Why Record a Memorandum of Lease Rather Than the Lease Itself?

There are two reasons why recording a memorandum of lease is preferable to recording the actual lease. First, the actual lease will contain financial terms and conditions, such as the amount of rent, concessions, guaranties, and other information, that one or more of the parties to the lease do not want on the public record for all to see. Second, most well-drafted long-term leases are lengthy, and it costs money per page to record documents. For these reasons, most landlords and tenants agree in their leases that they will execute a much shorter memorandum of lease. Among other matters, a well-drafted memorandum will contain such things as the names of the parties; a legal description of the leased premises; the maximum length of the term of the lease, including extensions; provisions that affect the real property on which the leased premises is located or other real property of the parties, such as provisions that the landlord will not lease any other portion of the property on which the leased premises is located or within a set distance from that property (a so-called "exclusive" which prevents the landlord from harming the tenant by leasing adjacent or nearby property to a competitor of the tenant); and any other rights regarding real property such as an option or right of first refusal to purchase the leased property.
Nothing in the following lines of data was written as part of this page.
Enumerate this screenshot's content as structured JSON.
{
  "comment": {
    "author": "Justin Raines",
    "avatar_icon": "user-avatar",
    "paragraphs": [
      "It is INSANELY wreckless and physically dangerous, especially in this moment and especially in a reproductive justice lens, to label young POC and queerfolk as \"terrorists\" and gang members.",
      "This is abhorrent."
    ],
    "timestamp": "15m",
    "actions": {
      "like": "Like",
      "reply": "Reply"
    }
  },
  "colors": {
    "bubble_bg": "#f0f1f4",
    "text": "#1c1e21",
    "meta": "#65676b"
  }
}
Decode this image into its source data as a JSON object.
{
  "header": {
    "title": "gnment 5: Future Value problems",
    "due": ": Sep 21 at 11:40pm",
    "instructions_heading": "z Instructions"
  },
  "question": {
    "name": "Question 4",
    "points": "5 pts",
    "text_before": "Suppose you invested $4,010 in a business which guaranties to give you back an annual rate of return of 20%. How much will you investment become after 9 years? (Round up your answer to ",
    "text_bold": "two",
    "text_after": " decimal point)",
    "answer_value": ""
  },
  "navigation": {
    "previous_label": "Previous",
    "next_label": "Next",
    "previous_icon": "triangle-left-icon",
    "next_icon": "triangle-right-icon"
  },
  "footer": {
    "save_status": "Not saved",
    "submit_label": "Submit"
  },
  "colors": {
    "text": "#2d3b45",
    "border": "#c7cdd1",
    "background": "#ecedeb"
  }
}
The Only Alternative to Recording – A Claim Against Your Original Landlord

If, unfortunately, you find yourself in a situation where your lease has been rendered invalid because of the lack of recording, you still may have a claim against your original landlord. As mentioned above, the purpose and effect of recording is to provide notice of your lease rights to third parties, but such notice is not necessary to retain your rights against the landlord with whom you originally contracted. Depending on the specific terms of your lease, it is possible that you could recover on a variety of claims against your original landlord, including a claim for damages based on the amount of additional rent you will have to pay under terms of a new lease or for business lost because you have had to relocate your business.

However, any such recovery will be reduced to the extent you do not make a sufficient effort to mitigate your damages. In this regard, one North Carolina appellate court judge has suggested recently in an opinion that not recording a lease or memorandum of lease may, in and of itself, constitute a failure to mitigate damages, or at least negatively factor into the amount of damages awarded.

Regardless, if you are reduced to seeking a monetary recovery in such an action, you will devote hours of time and a substantial amount of money to a lawsuit when you could have devoted this time to your business by simply recording your lease or a memorandum of it.


The lesson is simple: If you enter into a lease for a term of more than three years, make absolutely certain that your lease or a memorandum of it is recorded in the office of the Register of Deeds in the proper county. Recording will provide protection against a dishonest or financially crippled landlord and purchasers and subsequent tenants of the property you have leased. This simple action of recording a document with the Register of Deeds may save you money, time, and maybe even your business in the future.

© 2008, Ward and Smith, P.A.

Ward and Smith, P.A. provides a multi-specialty approach to the representation of technology companies and their officers, directors, employees, and investors. Justin M. Lewis practices in the Real Estate Practice Group where he concentrates his practice in commercial real estate, leasing, and community association law. Comments or questions may be sent to jml@wardandsmith.com.

This article is not intended to give, and should not be relied upon for, legal advice in any particular circumstance or fact situation. No action should be taken in reliance upon the information contained in this article without obtaining the advice of an attorney.